### Work instruction
In full and without alteration, output each record given here.

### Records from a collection
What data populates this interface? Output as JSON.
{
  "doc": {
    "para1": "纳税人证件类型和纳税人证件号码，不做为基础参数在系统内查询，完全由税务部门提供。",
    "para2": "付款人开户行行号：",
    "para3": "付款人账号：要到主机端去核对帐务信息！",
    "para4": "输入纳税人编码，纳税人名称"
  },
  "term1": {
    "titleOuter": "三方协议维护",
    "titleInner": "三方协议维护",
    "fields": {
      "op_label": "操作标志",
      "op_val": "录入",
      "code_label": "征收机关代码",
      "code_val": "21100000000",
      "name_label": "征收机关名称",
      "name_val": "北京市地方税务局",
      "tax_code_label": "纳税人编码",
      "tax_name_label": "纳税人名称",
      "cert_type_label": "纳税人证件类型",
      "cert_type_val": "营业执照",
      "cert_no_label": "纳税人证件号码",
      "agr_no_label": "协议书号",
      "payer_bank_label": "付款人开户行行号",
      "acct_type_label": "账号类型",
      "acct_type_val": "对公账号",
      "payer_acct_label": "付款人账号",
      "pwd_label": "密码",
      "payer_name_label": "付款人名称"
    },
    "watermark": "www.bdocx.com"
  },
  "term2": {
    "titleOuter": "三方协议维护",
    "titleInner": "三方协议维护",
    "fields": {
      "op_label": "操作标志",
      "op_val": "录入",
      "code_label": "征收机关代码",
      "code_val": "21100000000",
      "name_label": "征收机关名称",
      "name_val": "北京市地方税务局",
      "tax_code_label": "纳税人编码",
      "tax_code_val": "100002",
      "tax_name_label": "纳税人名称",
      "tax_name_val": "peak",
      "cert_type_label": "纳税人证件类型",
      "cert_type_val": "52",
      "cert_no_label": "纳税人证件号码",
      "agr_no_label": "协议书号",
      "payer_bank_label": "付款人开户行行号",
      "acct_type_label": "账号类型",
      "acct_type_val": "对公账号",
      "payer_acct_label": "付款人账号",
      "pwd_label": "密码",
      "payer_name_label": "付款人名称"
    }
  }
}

### Answer area
What data populates this interface? Output as JSON.
{
  "doc": {
    "para1": "纳税人证件类型和纳税人证件号码，不做为基础参数在系统内查询，完全由税务部门提供。",
    "para2": "付款人开户行行号：",
    "para3": "付款人账号：要到主机端去核对帐务信息！",
    "para4": "输入纳税人编码，纳税人名称"
  },
  "term1": {
    "titleOuter": "三方协议维护",
    "titleInner": "三方协议维护",
    "fields": {
      "op_label": "操作标志",
      "op_val": "录入",
      "code_label": "征收机关代码",
      "code_val": "21100000000",
      "name_label": "征收机关名称",
      "name_val": "北京市地方税务局",
      "tax_code_label": "纳税人编码",
      "tax_name_label": "纳税人名称",
      "cert_type_label": "纳税人证件类型",
      "cert_type_val": "营业执照",
      "cert_no_label": "纳税人证件号码",
      "agr_no_label": "协议书号",
      "payer_bank_label": "付款人开户行行号",
      "acct_type_label": "账号类型",
      "acct_type_val": "对公账号",
      "payer_acct_label": "付款人账号",
      "pwd_label": "密码",
      "payer_name_label": "付款人名称"
    },
    "watermark": "www.bdocx.com"
  },
  "term2": {
    "titleOuter": "三方协议维护",
    "titleInner": "三方协议维护",
    "fields": {
      "op_label": "操作标志",
      "op_val": "录入",
      "code_label": "征收机关代码",
      "code_val": "21100000000",
      "name_label": "征收机关名称",
      "name_val": "北京市地方税务局",
      "tax_code_label": "纳税人编码",
      "tax_code_val": "100002",
      "tax_name_label": "纳税人名称",
      "tax_name_val": "peak",
      "cert_type_label": "纳税人证件类型",
      "cert_type_val": "52",
      "cert_no_label": "纳税人证件号码",
      "agr_no_label": "协议书号",
      "payer_bank_label": "付款人开户行行号",
      "acct_type_label": "账号类型",
      "acct_type_val": "对公账号",
      "payer_acct_label": "付款人账号",
      "pwd_label": "密码",
      "payer_name_label": "付款人名称"
    }
  }
}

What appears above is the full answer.